Items from an interface collection
+ + + + + + +

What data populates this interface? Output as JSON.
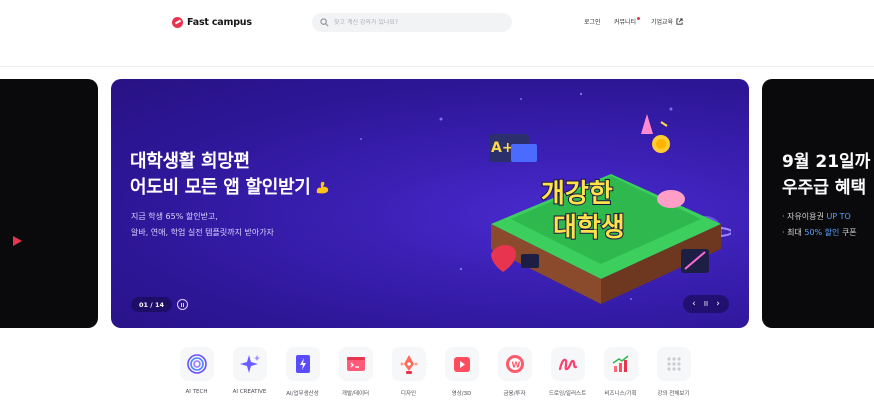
{
  "header": {
    "logo_text": "Fast campus",
    "search_placeholder": "찾고 계신 강의가 있나요?",
    "nav": {
      "login": "로그인",
      "community": "커뮤니티",
      "business": "기업교육"
    }
  },
  "banner": {
    "title_lines": [
      "대학생활 희망편",
      "어도비 모든 앱 할인받기"
    ],
    "desc_lines": [
      "지금 학생 65% 할인받고,",
      "알바, 연애, 학업 실전 템플릿까지 받아가자"
    ],
    "counter": "01 / 14",
    "prev_symbol": "‹",
    "pause_symbol": "II",
    "next_symbol": "›",
    "art_text_1": "개강한",
    "art_text_2": "대학생",
    "art_badge": "A+"
  },
  "next_banner": {
    "title_lines": [
      "9월 21일까",
      "우주급 혜택"
    ],
    "desc_line_1_prefix": "· 자유이용권 ",
    "desc_line_1_highlight": "UP TO",
    "desc_line_2_prefix": "· 최대 ",
    "desc_line_2_highlight": "50% 할인",
    "desc_line_2_suffix": " 쿠폰"
  },
  "categories": [
    {
      "label": "AI TECH",
      "icon": "ai-tech-icon"
    },
    {
      "label": "AI CREATIVE",
      "icon": "sparkle-icon"
    },
    {
      "label": "AI/업무생산성",
      "icon": "lightning-document-icon"
    },
    {
      "label": "개발/데이터",
      "icon": "terminal-icon"
    },
    {
      "label": "디자인",
      "icon": "pen-tool-icon"
    },
    {
      "label": "영상/3D",
      "icon": "video-play-icon"
    },
    {
      "label": "금융/투자",
      "icon": "coin-icon"
    },
    {
      "label": "드로잉/일러스트",
      "icon": "brush-stroke-icon"
    },
    {
      "label": "비즈니스/기획",
      "icon": "growth-chart-icon"
    },
    {
      "label": "강의 전체보기",
      "icon": "grid-dots-icon"
    }
  ],
  "colors": {
    "brand": "#e8344e",
    "banner_bg": "#2d1696",
    "accent_blue": "#5ea1ff"
  }
}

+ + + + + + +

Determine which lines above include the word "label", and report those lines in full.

* _RESULT OF THE TASK_
      "label": "AI TECH",
      "label": "AI CREATIVE",
      "label": "AI/업무생산성",
      "label": "개발/데이터",
      "label": "디자인",
      "label": "영상/3D",
      "label": "금융/투자",
      "label": "드로잉/일러스트",
      "label": "비즈니스/기획",
      "label": "강의 전체보기",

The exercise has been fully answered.